WiFi networking is one of those things that is reasonably simple to use, but has a lot of complex hidden features (dare we say, hacks) that make it work, or work better. For example, consider the Distributed Coordination Function (DCF) specified in the standard. Before a station can send, it has to listen for a certain time period. If the channel is clear, the station sends. If not, it has to delay a random amount of time before trying again. This is a form of Carrier Sense Multiple Access (CSMA) channel management.
Unfortunately, listening time is dead time when–at least potentially–there is no data transmitted on the network. DCF allows you to use various handshaking packets to do virtual carrier detection and ready/clear to send, but these are also less efficient use of bandwidth. There are other optional coordination functions available in the WiFi standard, but they all have their drawbacks.
[Aleksandar Kuzmanovic] at Northwestern University and two of his students have recently published a paper with a new way to coordinate multiple unrelated wireless networks using ubiquitous FM broadcast radio signals called WiFM. Instead of trying to synchronize to the WiFi data channel, this new scheme selects a strong FM radio station that broadcasts Radio Data Service (RDS) data (the data that populates the song titles and other information on modern radios).
The computers don’t read the RDS data exactly. Instead, they find patterns in the data and use it to develop a common idea of time–even if they are totally isolated from each other on the network. The idea is that stations close enough to hear one another will get the same FM radio stations at about the same strength and virtually at the same time. Unlike, for example, GPS, FM radio signals easily penetrate buildings. As a bonus, many WiFi chipsets (like the ones used in phones) can receive FM radio, too.

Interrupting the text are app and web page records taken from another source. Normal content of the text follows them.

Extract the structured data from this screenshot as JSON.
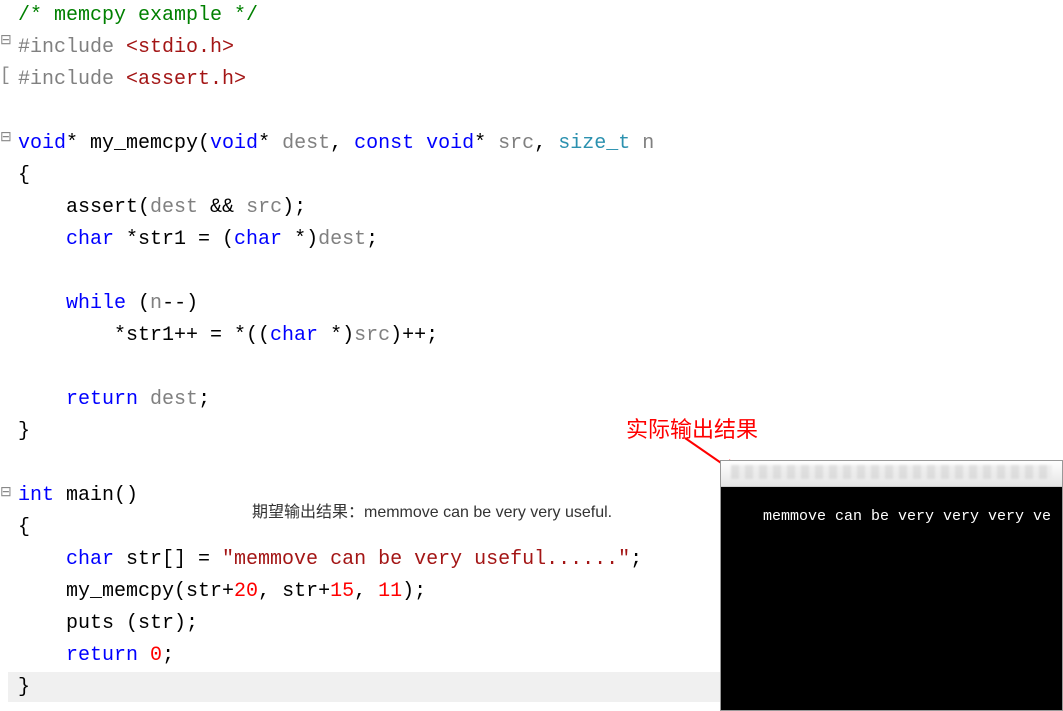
{
  "code": {
    "line1_comment": "/* memcpy example */",
    "line2_include": "#include ",
    "line2_header": "<stdio.h>",
    "line3_include": "#include ",
    "line3_header": "<assert.h>",
    "line5_kw1": "void",
    "line5_text1": "* my_memcpy(",
    "line5_kw2": "void",
    "line5_text2": "* ",
    "line5_param1": "dest",
    "line5_text3": ", ",
    "line5_kw3": "const",
    "line5_text4": " ",
    "line5_kw4": "void",
    "line5_text5": "* ",
    "line5_param2": "src",
    "line5_text6": ", ",
    "line5_type": "size_t",
    "line5_text7": " ",
    "line5_param3": "n",
    "line6_brace": "{",
    "line7_text1": "    assert(",
    "line7_param1": "dest",
    "line7_text2": " && ",
    "line7_param2": "src",
    "line7_text3": ");",
    "line8_kw": "    char",
    "line8_text1": " *str1 = (",
    "line8_kw2": "char",
    "line8_text2": " *)",
    "line8_param": "dest",
    "line8_text3": ";",
    "line10_kw": "    while",
    "line10_text1": " (",
    "line10_param": "n",
    "line10_text2": "--)",
    "line11_text1": "        *str1++ = *((",
    "line11_kw": "char",
    "line11_text2": " *)",
    "line11_param": "src",
    "line11_text3": ")++;",
    "line13_kw": "    return",
    "line13_text1": " ",
    "line13_param": "dest",
    "line13_text2": ";",
    "line14_brace": "}",
    "line16_kw": "int",
    "line16_text": " main()",
    "line17_brace": "{",
    "line18_kw": "    char",
    "line18_text1": " str[] = ",
    "line18_str": "\"memmove can be very useful......\"",
    "line18_text2": ";",
    "line19_text1": "    my_memcpy(str+",
    "line19_num1": "20",
    "line19_text2": ", str+",
    "line19_num2": "15",
    "line19_text3": ", ",
    "line19_num3": "11",
    "line19_text4": ");",
    "line20_text": "    puts (str);",
    "line21_kw": "    return",
    "line21_text1": " ",
    "line21_num": "0",
    "line21_text2": ";",
    "line22_brace": "}"
  },
  "annotations": {
    "expected_label": "期望输出结果：memmove can be very very useful.",
    "actual_label": "实际输出结果"
  },
  "console": {
    "output": "memmove can be very very very ve"
  },
  "fold_markers": {
    "minus": "⊟",
    "bracket": "["
  }
}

Once all the stations are synchronized, they determine which time slots are in use and schedule the remaining according to an algorithm described in [Kuzmanovic’s] paper. When traffic volume is light or legacy equipment is present, the stations can fall back to ordinary DCF.
There are few things of interest to the hacker here. First, the paper isn’t just a theoretical idea, it is backed up by an actual test setup that showed promising results. It would be possible to use this same scheme in other wireless configurations as well. What’s more, the test setup itself is interesting. The researchers used the hacker-friendly RTL-SDR hardware and Linux machines running GNU Radio. We’ve covered many, many uses of the RTL-SDR, but this one is pretty unique.